Says Dave: “I can think of no better way for anyone to understand the progress and development of the battle. The trees in the rubber plantation today are the same age as they were in 1966. The ground is slightly eroded in the northern parts but otherwise looks exactly as it did in 1966. And the roads and tracks are in exactly the same places. It all looks the same. It’s eerie, really.”
AVVRG’s Kerry Phelan will be on the 2010 tour. “This is something special in the way it would be special for the opportunity for someone to walk the Rorke’s Drift battlefield with Lt Chard VC, or to walk the cliffs of Gallipoli with a young officer from one of the Light Horse Brigades.”

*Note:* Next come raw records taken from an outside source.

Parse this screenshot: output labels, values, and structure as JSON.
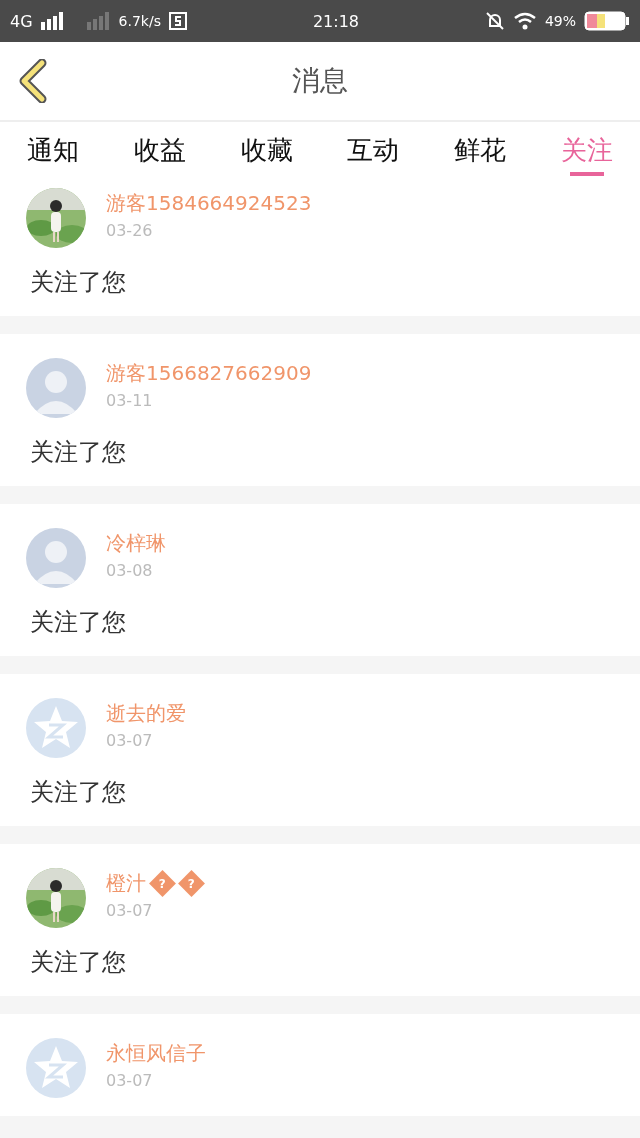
{
  "status_bar": {
    "network": "4G",
    "speed": "6.7k/s",
    "time": "21:18",
    "battery": "49%"
  },
  "header": {
    "title": "消息"
  },
  "tabs": [
    {
      "label": "通知",
      "selected": false
    },
    {
      "label": "收益",
      "selected": false
    },
    {
      "label": "收藏",
      "selected": false
    },
    {
      "label": "互动",
      "selected": false
    },
    {
      "label": "鲜花",
      "selected": false
    },
    {
      "label": "关注",
      "selected": true
    }
  ],
  "messages": [
    {
      "name": "游客1584664924523",
      "date": "03-26",
      "text": "关注了您"
    },
    {
      "kind": "person",
      "name": "游客1566827662909",
      "date": "03-11",
      "text": "关注了您"
    },
    {
      "kind": "person",
      "name": "冷梓琳",
      "date": "03-08",
      "text": "关注了您"
    },
    {
      "kind": "star",
      "name": "逝去的爱",
      "date": "03-07",
      "text": "关注了您"
    },
    {
      "name": "橙汁",
      "badges": [
        "?",
        "?"
      ],
      "date": "03-07",
      "text": "关注了您"
    },
    {
      "kind": "star",
      "name": "永恒风信子",
      "date": "03-07"
    }
  ]
}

“How else would you get to see where the opening shots were fired, advance with 10 Platoon toward known enemy forces, be where the ammo resupply was dropped, reflect on the site where thirteen 11 Platoon soldiers died as enemy assaults tried to breach their perimeter, be where 12 Platoon held the corridor open for 11 to withdraw and then to stand where no man stood for the final half-hour while human waves of NVA assaulted the final Company position?”.
Funds raised by the tour will go towards a three year project mounted by the NSW division of AVVRG to rebuild a kindergarten for 50 Vietnamese children aged six months to five years in the Nui Dat community. The program will also pay for daily meals, care, supervision and instruction on an ongoing basis. It is one of the ironies of life that it could well be that the AVVRG charity will rebuild the kindy and it may be used by the grandchildren or great-grandchildren of the VC soldiers at Long Tan.

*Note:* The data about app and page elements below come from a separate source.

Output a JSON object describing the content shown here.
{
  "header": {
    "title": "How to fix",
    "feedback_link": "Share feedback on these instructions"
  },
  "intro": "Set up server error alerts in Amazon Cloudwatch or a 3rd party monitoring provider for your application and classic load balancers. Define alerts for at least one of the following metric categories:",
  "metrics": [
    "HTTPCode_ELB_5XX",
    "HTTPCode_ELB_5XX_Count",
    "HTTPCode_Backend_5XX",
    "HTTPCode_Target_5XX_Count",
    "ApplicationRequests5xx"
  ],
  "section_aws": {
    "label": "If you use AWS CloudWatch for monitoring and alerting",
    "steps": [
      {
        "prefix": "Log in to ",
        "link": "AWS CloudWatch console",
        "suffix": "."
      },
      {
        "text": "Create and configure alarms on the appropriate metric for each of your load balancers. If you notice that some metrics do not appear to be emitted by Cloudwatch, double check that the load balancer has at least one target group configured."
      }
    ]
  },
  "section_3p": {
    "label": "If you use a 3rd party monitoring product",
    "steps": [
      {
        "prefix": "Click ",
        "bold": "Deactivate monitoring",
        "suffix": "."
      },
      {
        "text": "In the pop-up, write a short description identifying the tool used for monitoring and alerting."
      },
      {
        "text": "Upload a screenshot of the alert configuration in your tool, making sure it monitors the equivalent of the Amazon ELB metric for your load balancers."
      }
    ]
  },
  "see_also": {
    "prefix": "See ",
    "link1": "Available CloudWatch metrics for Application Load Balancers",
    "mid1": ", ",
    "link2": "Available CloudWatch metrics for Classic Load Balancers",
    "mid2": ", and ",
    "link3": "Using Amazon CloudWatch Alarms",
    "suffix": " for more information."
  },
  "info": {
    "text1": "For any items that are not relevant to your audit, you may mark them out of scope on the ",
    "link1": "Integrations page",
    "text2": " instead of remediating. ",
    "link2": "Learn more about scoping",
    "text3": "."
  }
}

The Long Tan Trek Tour departs Australia Sunday 17 October 2010 for 6 days and 5 nights and is priced at $2699 per person, twin share, including Singapore Airlines international flights. The tour will include 2 nights in Saigon and visits to the ALSG area, the old minefield and the VC sanctuary in the Long Hai’s. If permissions are obtained, we could also visit the site of Operation Bribie and the site of FSB Coral or Balmoral.
For those with a taste for further battlefield experiences, Dave offers an extension tour of 9 days and 8 nights for $1949 extra, which will visit the sites of six more decisive battles: Hue (Tet 1968), the DMZ (1965-73), Dong Ha (Tet 1972), Khe Sanh (1968), Hamburger Hill (1969) and Dien Bien Phu (1954). The group will also visit Hanoi and end with a 2-night R&R at tourist resort Ha Long Bay.
The Extension tour can be booked separately, but international airfares must be added.
A similar but even more extensive tour of Viet Nam battlefields is planned for group bookings. Called “The 12 Decisive Battles of the 3 Indo-China Wars”, this tour will be tailored for each group. It will include Saigon and all the battlefields mentioned in the tours above, plus a visit to Da Nang, China Beach and the Ia Drang Valley near Pleiku in the Central Highlands (the “We Were Soldiers” battle). All of these are considered the most decisive battles of the three Indo-China Wars (ref: John Pilmott “Vietnam – The decisive Battles”, ISBN 1-86155-673-x).
Flyers, dates, prices, a full itinerary and booking forms are available from the website of the travel agents, National Network Travel – visit www.nntravel.com.au or email firstname.lastname@example.org or phone Judi on (03) 9654 4000. A 2-page Group flyer may be downloaded from Dave’s website.
A word of warning – none of these tours are typical “tourist” tours. They are battlefield oriented and are aimed at those who want to see and discuss matters military. However, they are not especially energetic. If you can walk 4 Kilometres in 4 hours, you’re fit enough for these tours.
If you would like any further information, please ask.